On the eastern slope, adjacent to the old mountain road, to dispute
our passage,. were two of Walker's brigades, strengthened with a portion of Stewart's command, of Breckinridge's corps. One brigade of Stevenson's division was stationed in the works on top, to the rear of the point. Brown's and Cumming's brigades (principally of Vicksburg paroled troops), of the same division, were fortified about 1 1/2 miles from the point, high upon the mountain, overlooking Chattanooga, and near Summertown. Another of Stevenson's brigades was on the descent of the Nickajack trace.
My command was engaged at once in burying our own and the rebel dead, and in collecting the arms tools, and other captured property on the slope of the mountain.
To Brigadier-General Whitaker I take great pleasure in tendering, officially, my warmest acknowledgments for the energetic and soldierly manner in which he and the brave officers and men of his command fulfilled, with ability worthy emulation, the post assigned them in the storming of the rebel stronghold. Though not in the front line during the ascent, they steadily supported it with marked enthusiasm under the raking fire of the enemy and other adverse circumstances. Their conduct, and that of their leader, is worthy of my hearty official approval, which is gratefully tendered.
The list of casualties and report of captures will be found appended to this report. The rebel general, J. H. Lane, of North Carolina, was among the officers killed.*
At shortly after 10 o'clock on the morning of the 25th, pursuant to General Hooker's order, my division, preceded by Osterhaus' and Cruft's divisions, marched down the mountain toward Mission Ridge, upon the left of which the rebel troops, withdrawn from Lookout and Chattanooga Valleys during the night, had been placed in position, in extension of the entire rebel lines, their left resting on the ridge, within 6 miles of Lookout Mountain.

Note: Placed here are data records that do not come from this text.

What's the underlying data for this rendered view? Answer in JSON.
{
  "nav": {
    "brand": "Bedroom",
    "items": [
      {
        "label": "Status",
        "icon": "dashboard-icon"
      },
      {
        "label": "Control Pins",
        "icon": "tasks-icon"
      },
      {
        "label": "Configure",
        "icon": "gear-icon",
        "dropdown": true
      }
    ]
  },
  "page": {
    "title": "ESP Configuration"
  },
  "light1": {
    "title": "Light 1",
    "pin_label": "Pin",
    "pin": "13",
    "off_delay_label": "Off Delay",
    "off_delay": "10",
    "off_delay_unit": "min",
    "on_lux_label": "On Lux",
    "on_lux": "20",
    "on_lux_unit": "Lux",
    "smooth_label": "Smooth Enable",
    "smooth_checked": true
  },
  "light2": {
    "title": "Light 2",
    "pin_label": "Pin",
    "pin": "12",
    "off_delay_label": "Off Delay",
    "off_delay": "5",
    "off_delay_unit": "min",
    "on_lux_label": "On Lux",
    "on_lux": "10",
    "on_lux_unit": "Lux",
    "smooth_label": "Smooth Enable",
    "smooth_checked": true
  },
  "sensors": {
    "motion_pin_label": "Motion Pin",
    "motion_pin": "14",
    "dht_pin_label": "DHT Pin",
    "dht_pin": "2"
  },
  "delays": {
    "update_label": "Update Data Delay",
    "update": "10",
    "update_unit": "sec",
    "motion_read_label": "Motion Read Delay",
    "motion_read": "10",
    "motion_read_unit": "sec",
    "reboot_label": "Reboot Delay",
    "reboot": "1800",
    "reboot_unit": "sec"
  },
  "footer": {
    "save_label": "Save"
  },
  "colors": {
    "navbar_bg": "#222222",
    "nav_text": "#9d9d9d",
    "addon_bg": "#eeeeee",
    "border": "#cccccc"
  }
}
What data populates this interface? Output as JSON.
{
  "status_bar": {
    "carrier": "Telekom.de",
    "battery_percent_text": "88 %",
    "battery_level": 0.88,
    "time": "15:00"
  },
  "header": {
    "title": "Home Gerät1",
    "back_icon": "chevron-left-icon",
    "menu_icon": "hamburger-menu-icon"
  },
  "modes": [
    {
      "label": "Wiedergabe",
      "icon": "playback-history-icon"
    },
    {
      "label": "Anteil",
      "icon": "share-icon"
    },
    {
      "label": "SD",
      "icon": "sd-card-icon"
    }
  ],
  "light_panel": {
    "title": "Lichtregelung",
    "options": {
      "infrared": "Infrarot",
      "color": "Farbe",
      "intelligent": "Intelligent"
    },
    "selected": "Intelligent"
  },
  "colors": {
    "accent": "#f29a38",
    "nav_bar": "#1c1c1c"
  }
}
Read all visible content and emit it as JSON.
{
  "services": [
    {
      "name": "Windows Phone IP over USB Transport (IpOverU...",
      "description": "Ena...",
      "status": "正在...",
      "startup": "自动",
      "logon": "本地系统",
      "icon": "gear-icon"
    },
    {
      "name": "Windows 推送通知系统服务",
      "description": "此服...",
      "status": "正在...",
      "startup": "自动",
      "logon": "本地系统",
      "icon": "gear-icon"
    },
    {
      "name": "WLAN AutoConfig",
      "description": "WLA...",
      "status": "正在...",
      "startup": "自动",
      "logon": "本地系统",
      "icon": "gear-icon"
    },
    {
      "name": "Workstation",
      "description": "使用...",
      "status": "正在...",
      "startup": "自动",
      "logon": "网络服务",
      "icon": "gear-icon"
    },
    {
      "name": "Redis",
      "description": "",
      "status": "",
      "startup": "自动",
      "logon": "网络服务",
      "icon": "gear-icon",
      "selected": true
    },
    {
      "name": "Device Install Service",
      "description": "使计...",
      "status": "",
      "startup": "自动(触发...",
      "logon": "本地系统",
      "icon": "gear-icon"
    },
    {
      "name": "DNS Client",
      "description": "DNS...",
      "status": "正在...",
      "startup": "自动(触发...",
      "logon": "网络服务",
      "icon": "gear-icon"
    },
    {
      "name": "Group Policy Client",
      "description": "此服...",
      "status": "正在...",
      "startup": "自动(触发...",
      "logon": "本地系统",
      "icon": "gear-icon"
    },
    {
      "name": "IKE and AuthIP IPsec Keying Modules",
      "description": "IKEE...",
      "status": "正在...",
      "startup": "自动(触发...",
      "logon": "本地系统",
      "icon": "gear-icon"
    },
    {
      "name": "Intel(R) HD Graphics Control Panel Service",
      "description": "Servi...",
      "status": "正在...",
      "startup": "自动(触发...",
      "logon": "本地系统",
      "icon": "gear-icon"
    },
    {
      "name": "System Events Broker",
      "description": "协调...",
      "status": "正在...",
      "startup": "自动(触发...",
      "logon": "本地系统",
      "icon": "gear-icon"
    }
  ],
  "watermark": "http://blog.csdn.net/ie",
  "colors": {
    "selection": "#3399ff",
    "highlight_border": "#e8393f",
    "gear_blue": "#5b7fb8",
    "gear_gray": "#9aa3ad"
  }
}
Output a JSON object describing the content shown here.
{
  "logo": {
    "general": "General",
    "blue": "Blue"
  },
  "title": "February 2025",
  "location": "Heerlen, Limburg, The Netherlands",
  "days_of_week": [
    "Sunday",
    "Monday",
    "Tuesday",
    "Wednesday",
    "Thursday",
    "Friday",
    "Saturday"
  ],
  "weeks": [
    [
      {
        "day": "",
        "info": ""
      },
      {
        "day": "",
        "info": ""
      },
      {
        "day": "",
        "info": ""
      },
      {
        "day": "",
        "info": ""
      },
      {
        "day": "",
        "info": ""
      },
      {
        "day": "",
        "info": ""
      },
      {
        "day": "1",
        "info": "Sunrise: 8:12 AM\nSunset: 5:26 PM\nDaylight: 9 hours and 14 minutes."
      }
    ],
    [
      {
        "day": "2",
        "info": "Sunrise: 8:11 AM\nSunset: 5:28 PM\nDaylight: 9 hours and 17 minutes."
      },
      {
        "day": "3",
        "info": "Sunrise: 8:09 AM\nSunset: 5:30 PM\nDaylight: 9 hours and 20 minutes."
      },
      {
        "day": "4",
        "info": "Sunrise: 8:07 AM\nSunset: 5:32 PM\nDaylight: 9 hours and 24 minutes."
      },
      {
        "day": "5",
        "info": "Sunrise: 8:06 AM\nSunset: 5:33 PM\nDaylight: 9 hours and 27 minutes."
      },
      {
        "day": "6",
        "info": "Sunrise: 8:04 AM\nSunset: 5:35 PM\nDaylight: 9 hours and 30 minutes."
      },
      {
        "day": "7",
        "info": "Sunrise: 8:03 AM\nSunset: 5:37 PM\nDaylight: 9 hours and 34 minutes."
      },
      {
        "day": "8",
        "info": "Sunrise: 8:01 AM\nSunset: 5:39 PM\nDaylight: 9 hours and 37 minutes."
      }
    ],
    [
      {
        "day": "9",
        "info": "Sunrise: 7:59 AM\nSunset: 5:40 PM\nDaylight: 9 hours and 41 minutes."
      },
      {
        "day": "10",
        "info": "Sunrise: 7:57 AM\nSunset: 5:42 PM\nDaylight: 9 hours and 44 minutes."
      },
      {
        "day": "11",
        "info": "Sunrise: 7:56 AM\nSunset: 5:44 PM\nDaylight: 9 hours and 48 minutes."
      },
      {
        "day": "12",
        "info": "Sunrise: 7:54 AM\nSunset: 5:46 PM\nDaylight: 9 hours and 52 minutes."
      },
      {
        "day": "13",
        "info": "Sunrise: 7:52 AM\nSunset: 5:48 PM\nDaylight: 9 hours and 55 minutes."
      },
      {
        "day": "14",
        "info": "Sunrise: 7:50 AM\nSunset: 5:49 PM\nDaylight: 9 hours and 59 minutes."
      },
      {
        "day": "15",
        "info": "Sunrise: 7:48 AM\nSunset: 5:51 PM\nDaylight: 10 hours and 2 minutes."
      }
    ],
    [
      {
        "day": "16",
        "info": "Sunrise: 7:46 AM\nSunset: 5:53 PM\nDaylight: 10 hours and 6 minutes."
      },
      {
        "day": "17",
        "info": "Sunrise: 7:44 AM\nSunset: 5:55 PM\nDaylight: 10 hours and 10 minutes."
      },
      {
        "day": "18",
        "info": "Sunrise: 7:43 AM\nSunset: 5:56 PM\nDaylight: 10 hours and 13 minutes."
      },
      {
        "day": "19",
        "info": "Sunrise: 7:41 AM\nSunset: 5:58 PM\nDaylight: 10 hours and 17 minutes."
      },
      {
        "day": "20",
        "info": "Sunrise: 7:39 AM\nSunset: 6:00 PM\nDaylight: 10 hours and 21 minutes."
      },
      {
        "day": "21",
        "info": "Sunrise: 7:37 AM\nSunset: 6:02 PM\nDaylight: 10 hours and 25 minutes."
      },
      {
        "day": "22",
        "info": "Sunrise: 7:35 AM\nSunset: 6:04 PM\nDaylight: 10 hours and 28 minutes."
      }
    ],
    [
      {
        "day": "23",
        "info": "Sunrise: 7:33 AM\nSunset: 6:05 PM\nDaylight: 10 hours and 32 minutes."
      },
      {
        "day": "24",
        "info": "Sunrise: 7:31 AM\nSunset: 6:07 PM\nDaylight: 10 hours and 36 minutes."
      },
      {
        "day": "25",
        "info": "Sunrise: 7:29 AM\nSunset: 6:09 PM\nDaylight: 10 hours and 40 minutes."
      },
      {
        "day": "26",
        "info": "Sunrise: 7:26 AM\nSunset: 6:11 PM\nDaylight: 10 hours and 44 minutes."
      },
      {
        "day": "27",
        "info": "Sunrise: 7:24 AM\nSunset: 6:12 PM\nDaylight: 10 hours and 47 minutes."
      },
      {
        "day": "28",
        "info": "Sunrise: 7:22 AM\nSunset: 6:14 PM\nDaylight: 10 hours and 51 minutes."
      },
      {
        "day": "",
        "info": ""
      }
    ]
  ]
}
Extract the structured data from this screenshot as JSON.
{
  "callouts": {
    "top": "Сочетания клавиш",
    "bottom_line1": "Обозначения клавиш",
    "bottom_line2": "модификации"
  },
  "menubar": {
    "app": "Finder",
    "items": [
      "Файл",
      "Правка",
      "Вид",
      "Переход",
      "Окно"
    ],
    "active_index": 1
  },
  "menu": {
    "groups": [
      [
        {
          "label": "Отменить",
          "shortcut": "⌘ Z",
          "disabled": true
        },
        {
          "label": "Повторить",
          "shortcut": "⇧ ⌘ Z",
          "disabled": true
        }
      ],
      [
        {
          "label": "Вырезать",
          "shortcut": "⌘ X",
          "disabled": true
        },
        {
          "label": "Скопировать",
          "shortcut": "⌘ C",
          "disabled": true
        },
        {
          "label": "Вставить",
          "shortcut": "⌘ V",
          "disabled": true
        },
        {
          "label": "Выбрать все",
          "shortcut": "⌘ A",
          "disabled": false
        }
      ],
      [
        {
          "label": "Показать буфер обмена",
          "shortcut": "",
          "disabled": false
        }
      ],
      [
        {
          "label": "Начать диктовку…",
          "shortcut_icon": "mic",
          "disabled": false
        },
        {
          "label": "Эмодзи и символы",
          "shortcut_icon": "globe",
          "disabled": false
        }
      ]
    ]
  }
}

We descended into Chattanooga Valley, and, crossing the road from Chattanooga to McLemore's Cove, and taking the rebel route of retreat as the road to Rossville, crossed Chattanooga Creek, where we were detained nearly three hours in reconstruction of the bridge destroyed by the rebels. The enemy disputed the advance of the column, with artillery from the gap, for a short time, but he was driven back, and one of his guns captured. When near Rossville Gap, at about 3 o'clock in the afternoon, my column, by your orders, turned to the left, and followed the base of Mission Ridge in a northeasterly direction, the ridge running northeast and southwest.
The left of our army was then hotly engaged north of us, on the ridge, and the roar of cannon and of musketry was incessant.
While Cruft was getting a foot-hold to sweep along the crest line, and Osterhaus was moving down the eastern base, with my own division and five batteries, under Major Reynolds, I advanced along